In the Mayan language, a dzonot is literally a well. They are actually water holes formed some 66 million years ago, following the impact of the meteorite that caused the dinosaurs to become extinct. They are dispersed around the 110-mile Chicxulub crater and are filled with water from underground springs.


For the ancient Maya of the Yucatan Peninsula, which has virtually no rivers, the cenotes were of crucial importance as their only sources of fresh water. That’s why most Maya cities were built near one or more of them. The Maya also considered cenotes to be passages between this world and that of the gods, sacred places where offerings and sacrifices were made. We have to admit that the most impressive cenotes create a mystical ambiance that is conducive to meditation.


Nowadays, cenotes are first and foremost jewels of Mexico’s natural heritage, and serve as a relaxation spot for both Yucatan Peninsula residents and tourists. It’s very common for Mexicans (especially those who don't live near the coast) to swim in them, just as one would go swimming in a lake in Europe. Don’t worry when you dive into a cenote: archaeologists have had time to remove the bones that used to cover the bottom. And for budding Indiana Joneses, I’m sorry to tell you that the jewels offered to the Maya gods were also brought to the surface long ago and now adorn museums in Mexico and elsewhere. Sorry, but you’re not going to find a treasure this time!

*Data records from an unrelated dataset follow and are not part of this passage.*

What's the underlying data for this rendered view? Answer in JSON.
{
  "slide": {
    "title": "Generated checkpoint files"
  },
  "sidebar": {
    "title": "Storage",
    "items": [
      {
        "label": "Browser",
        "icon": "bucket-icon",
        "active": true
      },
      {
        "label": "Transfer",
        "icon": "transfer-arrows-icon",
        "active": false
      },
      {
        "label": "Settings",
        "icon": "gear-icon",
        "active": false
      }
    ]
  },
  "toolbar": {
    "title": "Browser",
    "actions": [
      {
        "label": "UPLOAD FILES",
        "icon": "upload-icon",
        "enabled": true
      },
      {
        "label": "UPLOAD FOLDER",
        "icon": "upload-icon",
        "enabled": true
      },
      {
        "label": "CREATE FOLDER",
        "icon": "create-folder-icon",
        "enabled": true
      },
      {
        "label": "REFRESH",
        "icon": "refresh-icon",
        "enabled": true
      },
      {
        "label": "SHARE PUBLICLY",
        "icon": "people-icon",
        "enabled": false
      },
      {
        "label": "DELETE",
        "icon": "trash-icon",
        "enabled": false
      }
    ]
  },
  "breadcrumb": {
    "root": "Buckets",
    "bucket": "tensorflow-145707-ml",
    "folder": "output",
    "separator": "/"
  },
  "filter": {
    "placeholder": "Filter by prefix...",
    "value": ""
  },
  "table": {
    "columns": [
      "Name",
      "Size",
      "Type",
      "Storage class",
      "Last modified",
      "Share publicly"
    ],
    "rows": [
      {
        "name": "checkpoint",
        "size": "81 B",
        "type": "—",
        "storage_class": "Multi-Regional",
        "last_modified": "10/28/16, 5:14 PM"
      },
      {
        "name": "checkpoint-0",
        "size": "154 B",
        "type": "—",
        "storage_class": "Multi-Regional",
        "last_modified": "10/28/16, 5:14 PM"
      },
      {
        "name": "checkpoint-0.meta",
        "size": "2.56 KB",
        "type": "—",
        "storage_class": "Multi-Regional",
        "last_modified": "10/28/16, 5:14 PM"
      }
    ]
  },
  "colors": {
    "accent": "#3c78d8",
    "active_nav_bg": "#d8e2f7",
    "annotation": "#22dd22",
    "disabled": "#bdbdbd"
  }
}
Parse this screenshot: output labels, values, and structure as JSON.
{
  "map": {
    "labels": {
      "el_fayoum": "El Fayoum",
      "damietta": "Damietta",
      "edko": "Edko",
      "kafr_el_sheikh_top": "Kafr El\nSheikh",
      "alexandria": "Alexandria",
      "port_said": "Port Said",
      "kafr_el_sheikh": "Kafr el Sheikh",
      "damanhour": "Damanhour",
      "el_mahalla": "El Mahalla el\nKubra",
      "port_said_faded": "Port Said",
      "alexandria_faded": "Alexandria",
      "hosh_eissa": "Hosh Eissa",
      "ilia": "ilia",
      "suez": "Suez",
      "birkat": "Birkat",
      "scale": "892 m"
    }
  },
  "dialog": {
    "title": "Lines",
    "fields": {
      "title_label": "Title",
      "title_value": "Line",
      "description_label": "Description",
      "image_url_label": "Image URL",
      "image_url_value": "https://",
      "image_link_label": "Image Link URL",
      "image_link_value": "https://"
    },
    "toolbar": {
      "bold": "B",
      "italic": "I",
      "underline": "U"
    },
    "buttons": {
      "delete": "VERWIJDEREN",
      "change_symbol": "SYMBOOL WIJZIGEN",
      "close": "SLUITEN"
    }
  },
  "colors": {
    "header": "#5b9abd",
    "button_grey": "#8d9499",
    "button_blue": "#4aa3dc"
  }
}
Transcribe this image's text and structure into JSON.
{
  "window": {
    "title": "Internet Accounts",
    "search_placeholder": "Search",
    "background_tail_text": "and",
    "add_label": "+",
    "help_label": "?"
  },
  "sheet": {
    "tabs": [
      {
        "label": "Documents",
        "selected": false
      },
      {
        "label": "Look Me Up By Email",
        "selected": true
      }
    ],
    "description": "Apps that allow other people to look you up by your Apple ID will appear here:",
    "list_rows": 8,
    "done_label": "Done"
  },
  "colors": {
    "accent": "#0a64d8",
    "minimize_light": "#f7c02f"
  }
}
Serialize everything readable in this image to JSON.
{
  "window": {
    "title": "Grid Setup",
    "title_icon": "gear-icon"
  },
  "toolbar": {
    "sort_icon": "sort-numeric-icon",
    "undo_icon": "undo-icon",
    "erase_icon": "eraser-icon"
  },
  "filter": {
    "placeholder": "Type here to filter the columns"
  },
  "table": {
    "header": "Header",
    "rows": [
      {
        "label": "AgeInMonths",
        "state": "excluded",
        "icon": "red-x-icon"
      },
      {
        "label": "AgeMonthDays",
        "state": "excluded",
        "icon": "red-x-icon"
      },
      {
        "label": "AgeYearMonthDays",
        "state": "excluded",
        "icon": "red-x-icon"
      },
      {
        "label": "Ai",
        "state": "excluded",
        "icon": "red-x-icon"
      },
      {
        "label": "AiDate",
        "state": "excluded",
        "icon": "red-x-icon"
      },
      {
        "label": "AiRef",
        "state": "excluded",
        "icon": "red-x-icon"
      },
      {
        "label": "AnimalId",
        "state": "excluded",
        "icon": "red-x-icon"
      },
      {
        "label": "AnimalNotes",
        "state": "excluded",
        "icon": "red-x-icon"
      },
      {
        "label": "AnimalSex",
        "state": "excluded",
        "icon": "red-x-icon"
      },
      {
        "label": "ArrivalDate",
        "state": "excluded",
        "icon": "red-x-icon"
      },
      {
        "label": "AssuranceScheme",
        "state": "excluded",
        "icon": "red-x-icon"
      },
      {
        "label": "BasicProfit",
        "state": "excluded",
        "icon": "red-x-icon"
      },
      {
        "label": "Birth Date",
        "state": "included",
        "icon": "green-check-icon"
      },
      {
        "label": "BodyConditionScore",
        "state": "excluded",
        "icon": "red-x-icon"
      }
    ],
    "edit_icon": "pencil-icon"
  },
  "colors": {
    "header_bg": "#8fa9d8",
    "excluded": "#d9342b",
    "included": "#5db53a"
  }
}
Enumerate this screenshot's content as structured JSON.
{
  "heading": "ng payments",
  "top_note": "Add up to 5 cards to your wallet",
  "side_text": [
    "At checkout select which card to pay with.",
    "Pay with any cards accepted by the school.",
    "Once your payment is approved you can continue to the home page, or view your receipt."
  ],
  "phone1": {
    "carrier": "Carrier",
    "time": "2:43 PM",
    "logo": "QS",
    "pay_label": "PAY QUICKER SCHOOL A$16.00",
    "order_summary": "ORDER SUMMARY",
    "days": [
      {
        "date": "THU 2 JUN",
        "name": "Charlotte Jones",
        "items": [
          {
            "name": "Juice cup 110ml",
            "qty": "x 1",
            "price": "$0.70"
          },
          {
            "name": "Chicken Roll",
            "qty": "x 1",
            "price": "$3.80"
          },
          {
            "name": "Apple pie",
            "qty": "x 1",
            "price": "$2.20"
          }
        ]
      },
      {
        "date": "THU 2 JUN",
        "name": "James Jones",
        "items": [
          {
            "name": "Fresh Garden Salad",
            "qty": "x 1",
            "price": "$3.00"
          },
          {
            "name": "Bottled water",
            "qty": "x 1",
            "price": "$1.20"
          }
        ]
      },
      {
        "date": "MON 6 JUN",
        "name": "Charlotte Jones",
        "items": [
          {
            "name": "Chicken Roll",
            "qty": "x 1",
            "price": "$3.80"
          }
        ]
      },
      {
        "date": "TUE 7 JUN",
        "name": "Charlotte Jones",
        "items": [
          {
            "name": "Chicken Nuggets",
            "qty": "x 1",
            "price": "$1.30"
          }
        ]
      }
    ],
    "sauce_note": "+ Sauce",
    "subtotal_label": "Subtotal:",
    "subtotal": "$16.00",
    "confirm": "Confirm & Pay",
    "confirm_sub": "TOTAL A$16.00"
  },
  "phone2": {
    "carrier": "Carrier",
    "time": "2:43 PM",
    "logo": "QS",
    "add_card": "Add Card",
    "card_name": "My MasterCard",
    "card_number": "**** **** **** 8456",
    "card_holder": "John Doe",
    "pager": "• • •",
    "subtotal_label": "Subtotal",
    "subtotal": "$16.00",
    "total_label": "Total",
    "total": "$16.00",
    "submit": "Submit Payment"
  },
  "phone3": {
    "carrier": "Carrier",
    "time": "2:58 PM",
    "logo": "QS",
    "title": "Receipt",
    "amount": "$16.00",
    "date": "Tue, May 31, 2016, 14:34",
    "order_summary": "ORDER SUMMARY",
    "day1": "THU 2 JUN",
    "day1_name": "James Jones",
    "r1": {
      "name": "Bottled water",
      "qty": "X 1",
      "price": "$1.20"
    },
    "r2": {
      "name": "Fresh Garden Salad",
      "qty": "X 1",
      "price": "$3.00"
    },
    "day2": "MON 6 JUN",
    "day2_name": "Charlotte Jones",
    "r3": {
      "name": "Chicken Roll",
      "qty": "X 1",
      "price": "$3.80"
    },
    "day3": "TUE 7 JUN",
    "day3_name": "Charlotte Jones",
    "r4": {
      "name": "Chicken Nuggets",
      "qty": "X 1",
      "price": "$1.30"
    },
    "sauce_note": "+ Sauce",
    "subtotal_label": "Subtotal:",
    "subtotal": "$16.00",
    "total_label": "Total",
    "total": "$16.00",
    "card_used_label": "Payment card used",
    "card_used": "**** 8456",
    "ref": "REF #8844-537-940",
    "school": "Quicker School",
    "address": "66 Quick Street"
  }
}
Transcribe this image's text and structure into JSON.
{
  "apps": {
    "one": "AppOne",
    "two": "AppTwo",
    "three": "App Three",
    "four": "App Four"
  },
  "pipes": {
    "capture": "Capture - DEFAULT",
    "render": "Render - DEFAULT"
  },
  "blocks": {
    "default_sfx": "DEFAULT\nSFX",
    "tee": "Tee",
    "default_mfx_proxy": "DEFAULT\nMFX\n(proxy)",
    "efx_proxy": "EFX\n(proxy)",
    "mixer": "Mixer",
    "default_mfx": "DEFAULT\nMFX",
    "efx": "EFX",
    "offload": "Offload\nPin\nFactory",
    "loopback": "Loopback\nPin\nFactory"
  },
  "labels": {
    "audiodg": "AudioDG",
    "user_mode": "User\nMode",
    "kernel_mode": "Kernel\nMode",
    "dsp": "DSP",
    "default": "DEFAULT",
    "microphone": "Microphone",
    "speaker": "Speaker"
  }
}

A visit to a Maya ruin often goes hand in hand with a visit to the nearby cenote. That's why it’s always a good idea to have a swimsuit and towel with you, even in the middle of the jungle. Come and swim in these memory-filled, relaxing places!